The “Greatest Internet Law” turned 15 years old this year, but few people have even heard of it. The law says that “interactive computer services” are shielded from liability for information posted or published on their systems by users. This means that online intermediaries have generous leeway to determine what content and commerce travels over their systems without the fear that they will be overwhelmed by lawsuits if other parties object to some of that content.

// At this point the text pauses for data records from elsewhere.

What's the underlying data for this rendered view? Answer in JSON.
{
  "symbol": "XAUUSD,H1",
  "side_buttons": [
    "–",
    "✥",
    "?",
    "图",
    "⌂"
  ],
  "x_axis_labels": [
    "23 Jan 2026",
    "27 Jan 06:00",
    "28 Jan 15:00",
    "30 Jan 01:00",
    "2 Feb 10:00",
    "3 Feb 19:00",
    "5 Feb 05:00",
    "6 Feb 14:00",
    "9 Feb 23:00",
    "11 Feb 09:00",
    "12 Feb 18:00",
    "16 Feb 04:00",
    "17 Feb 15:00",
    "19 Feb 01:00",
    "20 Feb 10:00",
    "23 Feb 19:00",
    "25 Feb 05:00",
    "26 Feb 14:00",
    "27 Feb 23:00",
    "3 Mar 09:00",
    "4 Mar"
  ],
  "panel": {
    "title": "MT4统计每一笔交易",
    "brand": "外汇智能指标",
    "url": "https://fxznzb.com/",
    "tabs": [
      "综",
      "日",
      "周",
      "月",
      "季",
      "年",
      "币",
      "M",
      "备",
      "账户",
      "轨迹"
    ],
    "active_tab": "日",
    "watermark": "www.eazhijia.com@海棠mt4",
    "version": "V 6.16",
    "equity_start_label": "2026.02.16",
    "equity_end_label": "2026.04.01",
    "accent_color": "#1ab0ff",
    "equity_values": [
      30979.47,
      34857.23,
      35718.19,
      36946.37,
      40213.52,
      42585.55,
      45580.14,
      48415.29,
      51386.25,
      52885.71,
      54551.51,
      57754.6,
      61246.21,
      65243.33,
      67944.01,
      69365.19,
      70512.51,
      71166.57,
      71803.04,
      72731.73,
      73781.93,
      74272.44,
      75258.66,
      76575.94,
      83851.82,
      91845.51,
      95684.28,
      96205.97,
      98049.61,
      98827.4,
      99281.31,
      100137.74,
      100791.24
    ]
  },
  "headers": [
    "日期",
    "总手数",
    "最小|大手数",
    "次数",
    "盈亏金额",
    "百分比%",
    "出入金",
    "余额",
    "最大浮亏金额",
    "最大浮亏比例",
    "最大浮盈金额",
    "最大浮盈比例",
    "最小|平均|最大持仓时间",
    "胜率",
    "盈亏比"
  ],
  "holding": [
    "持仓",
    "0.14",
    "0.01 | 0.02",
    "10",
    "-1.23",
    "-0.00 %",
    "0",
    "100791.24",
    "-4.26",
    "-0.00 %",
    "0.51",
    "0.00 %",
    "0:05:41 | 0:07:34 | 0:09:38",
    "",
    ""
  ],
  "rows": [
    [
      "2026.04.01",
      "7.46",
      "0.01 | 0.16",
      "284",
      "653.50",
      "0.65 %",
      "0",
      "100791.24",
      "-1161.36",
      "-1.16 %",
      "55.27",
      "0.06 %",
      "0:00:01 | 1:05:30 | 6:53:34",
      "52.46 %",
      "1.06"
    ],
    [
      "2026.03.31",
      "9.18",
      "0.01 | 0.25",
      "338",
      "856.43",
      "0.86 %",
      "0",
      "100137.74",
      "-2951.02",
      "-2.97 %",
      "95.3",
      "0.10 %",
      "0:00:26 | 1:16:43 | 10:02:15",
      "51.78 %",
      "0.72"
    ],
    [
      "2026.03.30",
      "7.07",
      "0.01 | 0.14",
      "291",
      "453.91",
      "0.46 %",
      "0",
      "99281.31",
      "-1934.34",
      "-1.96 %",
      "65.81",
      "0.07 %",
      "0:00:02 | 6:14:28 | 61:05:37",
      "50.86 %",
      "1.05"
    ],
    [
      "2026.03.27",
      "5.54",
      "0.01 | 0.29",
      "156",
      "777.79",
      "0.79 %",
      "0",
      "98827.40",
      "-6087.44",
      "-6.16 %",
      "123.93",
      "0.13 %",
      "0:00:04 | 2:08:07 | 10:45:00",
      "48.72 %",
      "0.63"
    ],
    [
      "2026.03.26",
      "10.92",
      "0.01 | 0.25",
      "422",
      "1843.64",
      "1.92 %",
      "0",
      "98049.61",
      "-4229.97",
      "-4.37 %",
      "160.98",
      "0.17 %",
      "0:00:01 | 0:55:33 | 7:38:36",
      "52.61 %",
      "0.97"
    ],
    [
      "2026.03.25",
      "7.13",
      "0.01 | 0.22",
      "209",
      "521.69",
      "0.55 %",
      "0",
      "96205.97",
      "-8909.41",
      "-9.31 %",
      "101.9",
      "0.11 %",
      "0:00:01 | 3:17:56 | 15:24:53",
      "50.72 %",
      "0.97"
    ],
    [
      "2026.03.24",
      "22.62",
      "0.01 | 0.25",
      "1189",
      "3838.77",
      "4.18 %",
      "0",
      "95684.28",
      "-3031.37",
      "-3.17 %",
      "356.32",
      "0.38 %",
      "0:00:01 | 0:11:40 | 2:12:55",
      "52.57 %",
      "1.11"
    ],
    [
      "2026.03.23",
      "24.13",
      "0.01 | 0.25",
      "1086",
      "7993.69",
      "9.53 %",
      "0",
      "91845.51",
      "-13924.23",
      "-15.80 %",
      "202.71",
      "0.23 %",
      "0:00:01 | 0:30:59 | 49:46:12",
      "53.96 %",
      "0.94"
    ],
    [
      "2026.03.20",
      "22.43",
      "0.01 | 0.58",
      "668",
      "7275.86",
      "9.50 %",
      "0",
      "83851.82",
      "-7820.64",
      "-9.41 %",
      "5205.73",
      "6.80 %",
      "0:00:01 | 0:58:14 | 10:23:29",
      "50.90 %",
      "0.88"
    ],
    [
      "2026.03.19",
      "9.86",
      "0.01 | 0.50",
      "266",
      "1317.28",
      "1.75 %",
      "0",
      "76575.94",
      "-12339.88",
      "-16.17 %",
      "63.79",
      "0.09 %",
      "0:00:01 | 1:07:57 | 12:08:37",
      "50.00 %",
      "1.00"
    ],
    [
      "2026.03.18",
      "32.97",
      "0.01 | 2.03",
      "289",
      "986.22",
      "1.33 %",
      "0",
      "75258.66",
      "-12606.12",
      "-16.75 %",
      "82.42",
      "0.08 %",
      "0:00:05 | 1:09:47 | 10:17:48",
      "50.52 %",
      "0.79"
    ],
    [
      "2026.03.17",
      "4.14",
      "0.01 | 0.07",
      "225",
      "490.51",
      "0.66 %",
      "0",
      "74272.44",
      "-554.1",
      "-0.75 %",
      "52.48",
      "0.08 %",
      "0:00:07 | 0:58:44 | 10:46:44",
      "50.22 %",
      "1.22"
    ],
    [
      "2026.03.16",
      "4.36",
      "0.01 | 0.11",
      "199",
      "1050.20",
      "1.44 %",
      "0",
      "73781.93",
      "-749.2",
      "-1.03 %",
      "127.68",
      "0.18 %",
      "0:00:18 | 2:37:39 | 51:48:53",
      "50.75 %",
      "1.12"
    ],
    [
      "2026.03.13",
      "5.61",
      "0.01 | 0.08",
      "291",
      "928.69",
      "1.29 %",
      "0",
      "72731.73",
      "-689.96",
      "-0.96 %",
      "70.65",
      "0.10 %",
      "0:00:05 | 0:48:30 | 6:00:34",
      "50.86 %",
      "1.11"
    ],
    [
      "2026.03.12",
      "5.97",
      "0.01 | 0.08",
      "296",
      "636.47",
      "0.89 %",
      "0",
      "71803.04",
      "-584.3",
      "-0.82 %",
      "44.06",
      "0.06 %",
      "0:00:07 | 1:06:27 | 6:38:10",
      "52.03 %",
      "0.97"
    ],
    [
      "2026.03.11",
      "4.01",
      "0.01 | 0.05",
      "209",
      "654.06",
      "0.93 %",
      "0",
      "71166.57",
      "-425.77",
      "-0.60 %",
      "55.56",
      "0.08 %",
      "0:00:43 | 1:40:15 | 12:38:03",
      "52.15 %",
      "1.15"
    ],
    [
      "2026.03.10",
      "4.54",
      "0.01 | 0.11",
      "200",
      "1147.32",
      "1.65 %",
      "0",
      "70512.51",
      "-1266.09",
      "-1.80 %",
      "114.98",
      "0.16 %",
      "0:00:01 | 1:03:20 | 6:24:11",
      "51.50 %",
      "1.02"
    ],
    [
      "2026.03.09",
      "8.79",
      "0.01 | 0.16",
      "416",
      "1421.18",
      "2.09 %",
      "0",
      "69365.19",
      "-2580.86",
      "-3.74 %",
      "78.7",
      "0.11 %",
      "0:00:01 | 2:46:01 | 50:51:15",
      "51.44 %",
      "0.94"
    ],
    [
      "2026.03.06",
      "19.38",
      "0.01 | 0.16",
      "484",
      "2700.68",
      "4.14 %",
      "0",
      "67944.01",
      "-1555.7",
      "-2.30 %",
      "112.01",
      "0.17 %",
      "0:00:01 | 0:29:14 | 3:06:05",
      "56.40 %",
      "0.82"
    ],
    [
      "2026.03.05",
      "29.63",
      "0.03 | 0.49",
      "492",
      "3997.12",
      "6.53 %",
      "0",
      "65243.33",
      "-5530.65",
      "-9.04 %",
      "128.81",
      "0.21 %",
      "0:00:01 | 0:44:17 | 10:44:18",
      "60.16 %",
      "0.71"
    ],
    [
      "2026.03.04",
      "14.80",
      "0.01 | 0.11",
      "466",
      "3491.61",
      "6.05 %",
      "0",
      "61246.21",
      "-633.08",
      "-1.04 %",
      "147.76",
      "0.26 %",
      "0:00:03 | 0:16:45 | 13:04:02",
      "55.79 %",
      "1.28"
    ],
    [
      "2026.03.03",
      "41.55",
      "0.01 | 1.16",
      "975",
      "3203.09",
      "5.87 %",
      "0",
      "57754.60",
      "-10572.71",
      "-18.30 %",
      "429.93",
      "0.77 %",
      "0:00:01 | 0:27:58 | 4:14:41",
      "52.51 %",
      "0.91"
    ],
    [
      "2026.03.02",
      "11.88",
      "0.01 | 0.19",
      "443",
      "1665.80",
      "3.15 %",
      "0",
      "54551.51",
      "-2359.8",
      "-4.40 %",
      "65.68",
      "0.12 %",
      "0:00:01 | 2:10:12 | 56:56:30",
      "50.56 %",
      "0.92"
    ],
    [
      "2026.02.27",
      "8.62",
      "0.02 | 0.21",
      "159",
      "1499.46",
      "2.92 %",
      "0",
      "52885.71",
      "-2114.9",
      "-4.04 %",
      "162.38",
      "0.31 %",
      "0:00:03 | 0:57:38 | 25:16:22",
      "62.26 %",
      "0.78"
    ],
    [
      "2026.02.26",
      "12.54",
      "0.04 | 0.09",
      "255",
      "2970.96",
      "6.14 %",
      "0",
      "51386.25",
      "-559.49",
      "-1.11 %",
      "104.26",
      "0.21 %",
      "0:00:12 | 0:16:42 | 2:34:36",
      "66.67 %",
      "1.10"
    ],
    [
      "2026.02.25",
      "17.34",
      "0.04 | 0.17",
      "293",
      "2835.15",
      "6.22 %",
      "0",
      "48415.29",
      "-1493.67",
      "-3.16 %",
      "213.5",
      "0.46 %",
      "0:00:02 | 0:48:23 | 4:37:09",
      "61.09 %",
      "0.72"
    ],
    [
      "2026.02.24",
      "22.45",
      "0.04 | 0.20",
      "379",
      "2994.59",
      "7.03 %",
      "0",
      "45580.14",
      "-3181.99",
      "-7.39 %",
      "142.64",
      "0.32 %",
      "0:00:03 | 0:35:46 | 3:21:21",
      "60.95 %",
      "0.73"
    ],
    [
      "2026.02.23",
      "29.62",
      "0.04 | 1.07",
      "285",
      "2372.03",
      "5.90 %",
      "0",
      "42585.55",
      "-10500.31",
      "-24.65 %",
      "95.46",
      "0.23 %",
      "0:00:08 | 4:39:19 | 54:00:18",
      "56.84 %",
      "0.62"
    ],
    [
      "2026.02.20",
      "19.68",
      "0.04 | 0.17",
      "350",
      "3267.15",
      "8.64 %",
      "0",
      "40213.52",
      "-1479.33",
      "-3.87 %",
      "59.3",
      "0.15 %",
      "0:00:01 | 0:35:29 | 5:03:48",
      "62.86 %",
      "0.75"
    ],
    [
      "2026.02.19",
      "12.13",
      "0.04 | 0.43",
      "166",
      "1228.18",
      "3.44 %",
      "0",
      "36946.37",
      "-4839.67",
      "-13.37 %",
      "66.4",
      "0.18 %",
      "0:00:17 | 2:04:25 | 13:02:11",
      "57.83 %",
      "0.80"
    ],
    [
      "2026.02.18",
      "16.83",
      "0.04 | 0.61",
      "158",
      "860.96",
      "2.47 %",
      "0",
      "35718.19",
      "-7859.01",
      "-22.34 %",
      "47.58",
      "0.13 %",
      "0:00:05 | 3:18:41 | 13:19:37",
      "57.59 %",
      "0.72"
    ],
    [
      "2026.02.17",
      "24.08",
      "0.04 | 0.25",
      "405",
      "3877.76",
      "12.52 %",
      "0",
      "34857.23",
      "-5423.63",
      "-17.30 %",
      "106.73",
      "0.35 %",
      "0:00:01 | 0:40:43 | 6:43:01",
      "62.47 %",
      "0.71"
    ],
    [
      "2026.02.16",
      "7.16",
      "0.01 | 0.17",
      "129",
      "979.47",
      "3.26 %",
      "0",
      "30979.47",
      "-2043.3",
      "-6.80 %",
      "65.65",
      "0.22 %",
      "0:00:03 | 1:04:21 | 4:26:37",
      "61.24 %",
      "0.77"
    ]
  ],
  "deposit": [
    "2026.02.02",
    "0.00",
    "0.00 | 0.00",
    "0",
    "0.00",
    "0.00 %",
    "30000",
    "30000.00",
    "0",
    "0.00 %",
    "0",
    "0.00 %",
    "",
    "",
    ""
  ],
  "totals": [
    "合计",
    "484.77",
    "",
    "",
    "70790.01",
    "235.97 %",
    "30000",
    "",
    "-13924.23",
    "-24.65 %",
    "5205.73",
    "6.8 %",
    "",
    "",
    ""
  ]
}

The law is in the provision of the Telecommunications Act of 1996, also known as Section 230. It helped foster the wide variety of informational sites that are available to us today such as message boards, community forums, shopping sites, auction services, social networking sites, messaging services, and blogs. If not for the immunities granted by Sec. 230, online speech and commerce would have been severely stifled because of the threat of legal action. This law is a big part of why the Internet has been such a massive success since Internet access became available to the public in 1992.